▶ **What you are asked to do**
Only the pictures should be dropped; every line of the data must come back exactly as written.

· · · · · · ·

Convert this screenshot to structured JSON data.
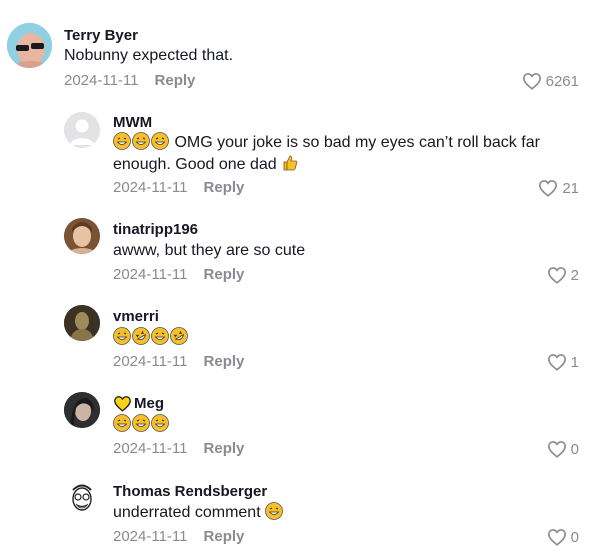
{
  "comments": [
    {
      "username": "Terry Byer",
      "text": "Nobunny expected that.",
      "date": "2024-11-11",
      "reply": "Reply",
      "likes": "6261",
      "avatar": "sunglasses-person-avatar"
    },
    {
      "username": "MWM",
      "text": "OMG your joke is so bad my eyes can’t roll back far enough. Good one dad",
      "date": "2024-11-11",
      "reply": "Reply",
      "likes": "21",
      "avatar": "default-gray-avatar"
    },
    {
      "username": "tinatripp196",
      "text": "awww, but they are so cute",
      "date": "2024-11-11",
      "reply": "Reply",
      "likes": "2",
      "avatar": "woman-avatar"
    },
    {
      "username": "vmerri",
      "text": "",
      "date": "2024-11-11",
      "reply": "Reply",
      "likes": "1",
      "avatar": "bust-statue-avatar"
    },
    {
      "username": "Meg",
      "text": "",
      "date": "2024-11-11",
      "reply": "Reply",
      "likes": "0",
      "avatar": "woman-dark-avatar"
    },
    {
      "username": "Thomas Rendsberger",
      "text": "underrated comment",
      "date": "2024-11-11",
      "reply": "Reply",
      "likes": "0",
      "avatar": "cartoon-sketch-avatar"
    }
  ],
  "colors": {
    "meta_gray": "#8a8b91",
    "text_dark": "#161823",
    "emoji_yellow": "#f7c02a"
  }
}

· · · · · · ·

▶ **Output of the task**
Convert this screenshot to structured JSON data.
{
  "comments": [
    {
      "username": "Terry Byer",
      "text": "Nobunny expected that.",
      "date": "2024-11-11",
      "reply": "Reply",
      "likes": "6261",
      "avatar": "sunglasses-person-avatar"
    },
    {
      "username": "MWM",
      "text": "OMG your joke is so bad my eyes can’t roll back far enough. Good one dad",
      "date": "2024-11-11",
      "reply": "Reply",
      "likes": "21",
      "avatar": "default-gray-avatar"
    },
    {
      "username": "tinatripp196",
      "text": "awww, but they are so cute",
      "date": "2024-11-11",
      "reply": "Reply",
      "likes": "2",
      "avatar": "woman-avatar"
    },
    {
      "username": "vmerri",
      "text": "",
      "date": "2024-11-11",
      "reply": "Reply",
      "likes": "1",
      "avatar": "bust-statue-avatar"
    },
    {
      "username": "Meg",
      "text": "",
      "date": "2024-11-11",
      "reply": "Reply",
      "likes": "0",
      "avatar": "woman-dark-avatar"
    },
    {
      "username": "Thomas Rendsberger",
      "text": "underrated comment",
      "date": "2024-11-11",
      "reply": "Reply",
      "likes": "0",
      "avatar": "cartoon-sketch-avatar"
    }
  ],
  "colors": {
    "meta_gray": "#8a8b91",
    "text_dark": "#161823",
    "emoji_yellow": "#f7c02a"
  }
}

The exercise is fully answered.